Xuan is pretty honest with her customers, but as a salesperson, she has to sugarcoat it a bit.
“These are super fakes,” she said in a Facebook post advertising bags carrying various luxury brands from Hermes to Louis Vuitton and Prada.
“They are class 1 copycats and thus the material and the sewing are of very high quality,” the post said.
Xuan has been trading these bags for six years and is a supplier for many shops across Vietnam.
She said Facebook has become an important tool for her to connect with partners and customers, thereby increasing her earnings.
A recent survey by Vietnam E-Commerce Association found social networks are the most used advertisement channel and one of the most effective. In Vietnam, Facebook is the most popular social network with around 64 million users, accounting for 3 percent of global Facebookers.
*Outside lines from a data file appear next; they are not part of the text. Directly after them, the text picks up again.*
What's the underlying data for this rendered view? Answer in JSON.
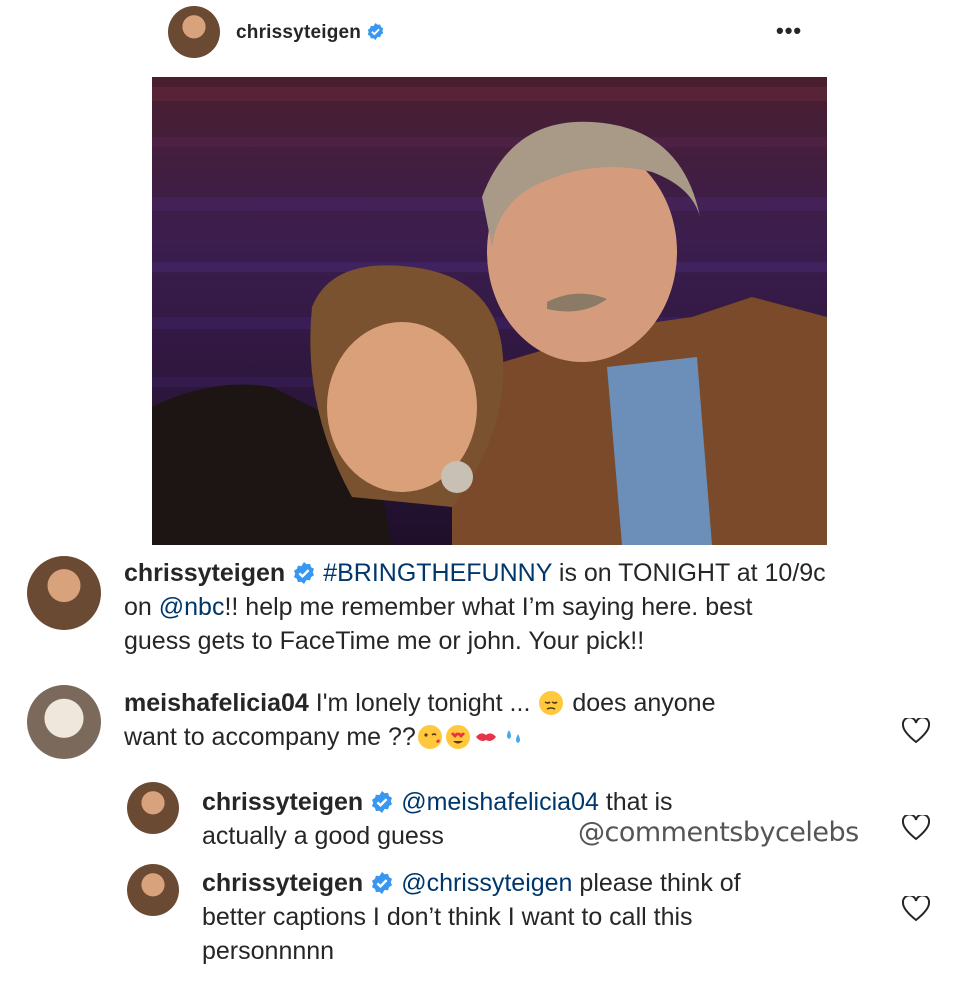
{
  "post": {
    "username": "chrissyteigen",
    "more_icon": "more-horizontal-icon",
    "caption": {
      "username": "chrissyteigen",
      "hashtag": "#BRINGTHEFUNNY",
      "line1_rest": " is on TONIGHT at 10/9c",
      "line2_pre": "on ",
      "mention": "@nbc",
      "line2_rest": "!! help me remember what I’m saying here. best",
      "line3": "guess gets to FaceTime me or john. Your pick!!"
    }
  },
  "comments": [
    {
      "username": "meishafelicia04",
      "line1": "I'm lonely tonight ...",
      "line1_after": "does anyone",
      "line2": "want to accompany me ??",
      "emojis": [
        "pensive-face",
        "face-blowing-kiss",
        "heart-eyes",
        "kiss-mark",
        "sweat-droplets"
      ]
    },
    {
      "username": "chrissyteigen",
      "mention": "@meishafelicia04",
      "line1_rest": " that is",
      "line2": "actually a good guess"
    },
    {
      "username": "chrissyteigen",
      "mention": "@chrissyteigen",
      "line1_rest": " please think of",
      "line2": "better captions I don’t think I want to call this",
      "line3": "personnnnn"
    }
  ],
  "watermark": "@commentsbycelebs"
}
But these places are also where trade authorities have little control.
Tax evasion aside, there are also big problems with legitimacy.
Facebook in Vietnam is where a Vertu-branded phone is available for just a couple hundred dollars, and also where you can find rampant wildlife trade activities.
Ivory, pangolin scales and tiger skin are advertised as if the country has no protection for the endandgered animals.
A Facebook user named Tuan advertises tiger parts on different pages, saying that “I only provide fine and unique products, and I can accommodate large demands as well.”
Although the act of offering to sell fake and banned products is subject to criminal punishment, there have been few reports of these retailers being arrested.
In April, Facebook pledged to cooperate with the Vietnamese government to block “bad” and “toxic” content on the site, to help build a safe and healthy internet environment in Vietnam.
It's not clear what specific intervention the partnership would bring to protect users in Vietnam, against illegal trade for example.